Thanks to EVERYONE who contributed to the Success of
NAME’S 21st Annual International Conference
November 2-5, 2011 in
HERE are the details from the 2011 NAME Chicago Conference:
Across the United States and around the world, we can hear public debates that narrowly frame the problems and possibilities of education. We are asking only certain questions about the goals of schooling, or debating only certain answers about what and how to teach, or how and why to improve the learning and the healthy development of our next generation. The recent U.S. media blitz about public schooling is but one indication that we need to broaden our perspectives … and that multicultural education can help. But even those of us who are working to improve education can find ourselves stuck in narrow frames. In other words, even for practitioners, researchers, and advocates of multicultural education, a central challenge is to see more complexity and contradiction, to see the bigger picture.
Advancing equity and social justice requires that we address multiple dimensions of diversity that correspond with varying forms of bias and injustice, and none of these exist in isolation. Our identities and oppressions overlap and intersect in such a way that challenging one form of injustice often results in indirectly contributing to other forms of injustice. This happens not only at the micro-level of teaching and counseling, but also at the macro-level of leadership and policy. Education reform will continue to be contradictory and impoverished if it does not connect with the bigger picture historically, globally, and politically, which cannot be done without reworking intersections and reframing debates.
The 21st Annual International NAME Conference will enrich multicultural education research and practice by grounding our work in new perspectives of this bigger picture. Together, teachers from preschool through university, education leaders and counselors, and community activists will examine constructive ways of grappling with intersecting identities and oppressions. We will explore the paradoxes and promises of examining the intersections of race, ethnicity, class, language, gender, sexual orientation, religion, disability, immigration status, and other dimensions of diversity. Our work will contextualize the current attack on multicultural education within broader movements, institutions, and discourses, and that help us develop concrete strategies and resources for improving our practices, programs, and policies. Expanding on over four decades of research, P-12 educators, as well as higher educators and other activists, will highlight successes with multicultural teaching and learning, and will share cutting-edge theory and research on how to prepare teachers for multicultural education.
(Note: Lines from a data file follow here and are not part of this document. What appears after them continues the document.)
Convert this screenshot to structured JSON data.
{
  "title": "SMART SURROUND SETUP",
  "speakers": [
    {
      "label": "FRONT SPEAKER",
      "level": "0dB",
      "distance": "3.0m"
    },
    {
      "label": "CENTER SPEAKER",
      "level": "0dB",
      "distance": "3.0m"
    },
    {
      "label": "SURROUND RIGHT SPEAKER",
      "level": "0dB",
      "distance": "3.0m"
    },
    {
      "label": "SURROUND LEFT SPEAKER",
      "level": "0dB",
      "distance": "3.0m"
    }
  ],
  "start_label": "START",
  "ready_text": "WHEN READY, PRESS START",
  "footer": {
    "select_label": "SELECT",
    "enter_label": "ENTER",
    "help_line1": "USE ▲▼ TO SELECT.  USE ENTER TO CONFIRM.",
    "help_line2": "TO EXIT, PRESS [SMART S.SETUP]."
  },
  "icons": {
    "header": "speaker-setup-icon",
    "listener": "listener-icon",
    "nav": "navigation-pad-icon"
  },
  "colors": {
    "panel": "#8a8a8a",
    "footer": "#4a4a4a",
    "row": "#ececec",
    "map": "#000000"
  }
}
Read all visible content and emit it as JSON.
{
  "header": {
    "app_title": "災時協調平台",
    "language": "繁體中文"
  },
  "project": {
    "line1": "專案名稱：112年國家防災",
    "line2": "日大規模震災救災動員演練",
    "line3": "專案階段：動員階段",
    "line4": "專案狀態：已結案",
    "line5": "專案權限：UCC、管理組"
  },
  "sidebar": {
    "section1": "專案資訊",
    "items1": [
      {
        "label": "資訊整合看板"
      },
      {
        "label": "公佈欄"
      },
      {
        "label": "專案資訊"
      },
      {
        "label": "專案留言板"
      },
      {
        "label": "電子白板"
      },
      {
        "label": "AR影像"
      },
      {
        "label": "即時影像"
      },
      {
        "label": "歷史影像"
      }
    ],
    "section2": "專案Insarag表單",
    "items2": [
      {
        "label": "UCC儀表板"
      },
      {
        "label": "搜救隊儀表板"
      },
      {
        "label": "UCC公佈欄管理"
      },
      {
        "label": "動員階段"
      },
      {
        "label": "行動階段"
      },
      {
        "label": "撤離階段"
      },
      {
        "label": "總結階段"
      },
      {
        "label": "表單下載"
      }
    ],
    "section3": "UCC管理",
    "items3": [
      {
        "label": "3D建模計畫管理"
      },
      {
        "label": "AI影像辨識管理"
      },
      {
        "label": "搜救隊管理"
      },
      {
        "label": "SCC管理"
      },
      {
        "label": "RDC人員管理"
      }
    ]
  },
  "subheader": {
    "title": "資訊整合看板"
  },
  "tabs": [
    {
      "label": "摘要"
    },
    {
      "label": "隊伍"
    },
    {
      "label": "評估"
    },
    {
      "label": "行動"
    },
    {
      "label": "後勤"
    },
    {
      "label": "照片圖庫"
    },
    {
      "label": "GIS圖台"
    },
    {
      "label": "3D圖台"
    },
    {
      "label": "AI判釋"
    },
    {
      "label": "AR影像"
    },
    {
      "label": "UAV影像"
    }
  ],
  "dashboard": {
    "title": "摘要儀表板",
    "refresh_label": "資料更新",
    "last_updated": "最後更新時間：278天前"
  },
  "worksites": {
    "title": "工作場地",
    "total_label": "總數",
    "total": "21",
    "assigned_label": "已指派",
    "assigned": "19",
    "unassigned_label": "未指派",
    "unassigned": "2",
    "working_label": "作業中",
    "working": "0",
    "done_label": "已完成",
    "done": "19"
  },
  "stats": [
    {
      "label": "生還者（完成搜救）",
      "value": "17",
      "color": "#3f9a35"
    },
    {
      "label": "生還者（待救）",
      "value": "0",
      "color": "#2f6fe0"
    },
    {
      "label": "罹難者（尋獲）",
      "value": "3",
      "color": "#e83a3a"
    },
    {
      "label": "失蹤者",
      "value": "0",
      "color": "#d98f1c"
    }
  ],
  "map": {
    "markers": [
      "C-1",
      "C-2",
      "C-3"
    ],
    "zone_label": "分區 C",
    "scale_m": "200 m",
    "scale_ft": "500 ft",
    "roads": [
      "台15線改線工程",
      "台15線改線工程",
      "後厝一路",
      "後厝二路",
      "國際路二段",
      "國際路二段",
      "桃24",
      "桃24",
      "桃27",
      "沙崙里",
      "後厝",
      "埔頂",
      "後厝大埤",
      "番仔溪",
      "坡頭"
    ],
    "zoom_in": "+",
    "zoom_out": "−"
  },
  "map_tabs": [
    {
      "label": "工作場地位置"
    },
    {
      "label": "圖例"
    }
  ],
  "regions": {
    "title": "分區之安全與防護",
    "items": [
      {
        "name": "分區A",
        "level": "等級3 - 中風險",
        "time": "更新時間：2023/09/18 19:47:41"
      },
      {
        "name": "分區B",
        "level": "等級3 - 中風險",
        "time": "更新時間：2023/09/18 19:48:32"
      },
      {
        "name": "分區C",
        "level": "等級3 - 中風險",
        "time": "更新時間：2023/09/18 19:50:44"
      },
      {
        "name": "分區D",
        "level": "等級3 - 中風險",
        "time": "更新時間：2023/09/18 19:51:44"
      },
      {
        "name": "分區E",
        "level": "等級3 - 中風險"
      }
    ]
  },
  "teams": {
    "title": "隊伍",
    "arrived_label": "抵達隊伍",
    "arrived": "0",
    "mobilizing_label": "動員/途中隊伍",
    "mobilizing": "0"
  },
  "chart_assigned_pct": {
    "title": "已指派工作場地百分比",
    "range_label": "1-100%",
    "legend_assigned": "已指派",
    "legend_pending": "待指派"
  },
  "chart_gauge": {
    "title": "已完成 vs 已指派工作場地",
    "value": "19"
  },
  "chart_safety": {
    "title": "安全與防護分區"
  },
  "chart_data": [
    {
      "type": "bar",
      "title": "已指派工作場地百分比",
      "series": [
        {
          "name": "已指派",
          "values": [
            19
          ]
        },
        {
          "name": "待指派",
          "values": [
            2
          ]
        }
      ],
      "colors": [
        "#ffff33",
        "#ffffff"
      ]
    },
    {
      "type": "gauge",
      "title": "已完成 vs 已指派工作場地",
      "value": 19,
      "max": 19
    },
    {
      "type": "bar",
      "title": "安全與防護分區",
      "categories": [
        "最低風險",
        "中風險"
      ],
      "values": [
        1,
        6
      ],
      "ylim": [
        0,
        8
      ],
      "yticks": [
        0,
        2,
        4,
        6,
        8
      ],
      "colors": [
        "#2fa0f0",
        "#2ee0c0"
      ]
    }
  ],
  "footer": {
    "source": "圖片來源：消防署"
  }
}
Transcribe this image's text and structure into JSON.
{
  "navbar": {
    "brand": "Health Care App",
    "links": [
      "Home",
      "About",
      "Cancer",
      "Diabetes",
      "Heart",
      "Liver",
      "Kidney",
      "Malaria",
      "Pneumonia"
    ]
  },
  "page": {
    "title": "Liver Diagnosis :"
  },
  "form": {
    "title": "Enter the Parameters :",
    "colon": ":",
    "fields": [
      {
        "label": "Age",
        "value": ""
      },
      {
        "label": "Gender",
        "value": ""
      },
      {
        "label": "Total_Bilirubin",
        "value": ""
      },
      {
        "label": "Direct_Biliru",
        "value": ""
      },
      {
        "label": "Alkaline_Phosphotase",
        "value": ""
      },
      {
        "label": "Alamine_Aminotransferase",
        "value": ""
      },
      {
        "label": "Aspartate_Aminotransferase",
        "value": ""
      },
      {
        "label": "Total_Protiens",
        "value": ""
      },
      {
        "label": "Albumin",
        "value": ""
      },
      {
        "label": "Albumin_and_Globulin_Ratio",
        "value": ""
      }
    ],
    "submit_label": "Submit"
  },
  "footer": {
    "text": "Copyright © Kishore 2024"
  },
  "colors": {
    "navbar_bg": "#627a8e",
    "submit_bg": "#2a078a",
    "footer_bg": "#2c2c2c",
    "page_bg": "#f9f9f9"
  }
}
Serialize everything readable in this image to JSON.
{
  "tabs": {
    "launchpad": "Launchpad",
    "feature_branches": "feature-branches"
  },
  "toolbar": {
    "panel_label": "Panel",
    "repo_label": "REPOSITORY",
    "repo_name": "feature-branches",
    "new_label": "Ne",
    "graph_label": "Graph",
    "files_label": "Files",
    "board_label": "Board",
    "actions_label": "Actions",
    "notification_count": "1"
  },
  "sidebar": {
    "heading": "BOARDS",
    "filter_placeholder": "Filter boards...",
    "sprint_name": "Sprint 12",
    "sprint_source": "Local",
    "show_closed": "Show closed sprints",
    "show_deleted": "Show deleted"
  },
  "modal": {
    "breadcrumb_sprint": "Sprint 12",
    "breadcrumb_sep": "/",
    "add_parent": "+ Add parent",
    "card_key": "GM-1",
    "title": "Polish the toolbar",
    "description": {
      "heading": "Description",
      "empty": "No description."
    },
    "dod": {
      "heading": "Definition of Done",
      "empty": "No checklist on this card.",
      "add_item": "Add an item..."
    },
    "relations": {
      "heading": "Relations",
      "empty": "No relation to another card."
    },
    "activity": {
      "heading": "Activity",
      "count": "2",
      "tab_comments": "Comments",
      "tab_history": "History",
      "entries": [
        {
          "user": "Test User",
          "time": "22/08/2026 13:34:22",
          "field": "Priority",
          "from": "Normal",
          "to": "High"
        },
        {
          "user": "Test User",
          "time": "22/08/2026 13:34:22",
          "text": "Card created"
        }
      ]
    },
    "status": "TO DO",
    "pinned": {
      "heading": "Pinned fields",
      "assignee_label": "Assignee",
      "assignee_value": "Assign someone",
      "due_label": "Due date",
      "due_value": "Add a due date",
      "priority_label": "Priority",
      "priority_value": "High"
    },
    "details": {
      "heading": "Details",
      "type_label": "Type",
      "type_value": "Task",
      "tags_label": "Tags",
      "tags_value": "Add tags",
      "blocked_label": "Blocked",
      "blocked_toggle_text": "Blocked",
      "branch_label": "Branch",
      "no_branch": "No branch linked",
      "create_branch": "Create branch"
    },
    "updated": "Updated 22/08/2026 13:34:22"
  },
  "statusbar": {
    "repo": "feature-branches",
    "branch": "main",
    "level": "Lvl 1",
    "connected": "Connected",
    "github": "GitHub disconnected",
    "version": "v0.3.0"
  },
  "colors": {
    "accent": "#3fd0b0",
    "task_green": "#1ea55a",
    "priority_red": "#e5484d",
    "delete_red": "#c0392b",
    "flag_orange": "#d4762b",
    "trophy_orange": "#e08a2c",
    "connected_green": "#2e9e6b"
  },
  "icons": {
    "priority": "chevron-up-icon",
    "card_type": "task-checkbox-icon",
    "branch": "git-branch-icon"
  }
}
As we imagine viable alternatives with creativity and courage, we will continue to remake education into the site and the source of hope for our next generation.
NAME 2011 Conference KEYNOTE SPEAKERS
The 2011 International NAME Conference–November 2-6, 2011– featured several plenary sessions that challenged and inspired multicultural educators to address the conference themes. The following speakers presented at NAME’s 2011 Conference in Chicago:
-Plenary Session Frame :
Questioning Common Sense about Multiculturalism & Reframing the Debate:
Distinguished Professor of Education and Senior University Scholar (retired), University of Illinois–Chicago
Editor of Handbook of Social Justice in Education
Plenary Session Frame:
Intersectionality and Multicultural Education
Patricia J. Williams
James L. Dohr Professor of Law, Columbia University
Author of Seeing a Color-Blind Future: The Paradox of Race
George and Martha Kellner Chair in South Asian History and
Professor of International Studies, Trinity College
Author of The Darker Nations: A People’s History of the Third World
Professor of Social Transformation, Arizona State University
Editor of English Language Learners with Special Needs:
Identification, Placement, and Instruction
Professor of Education and Women’s Studies, Northeastern Illinois University
Author of Right to be Hostile: Schools, Prisons, and the Making of Public Enemies
-Plenary Session Frame: Educators Organizing for Social Justice
Karen Lewis, President, Chicago Teachers Union
NYCoRE, New York Collective of Radical Educators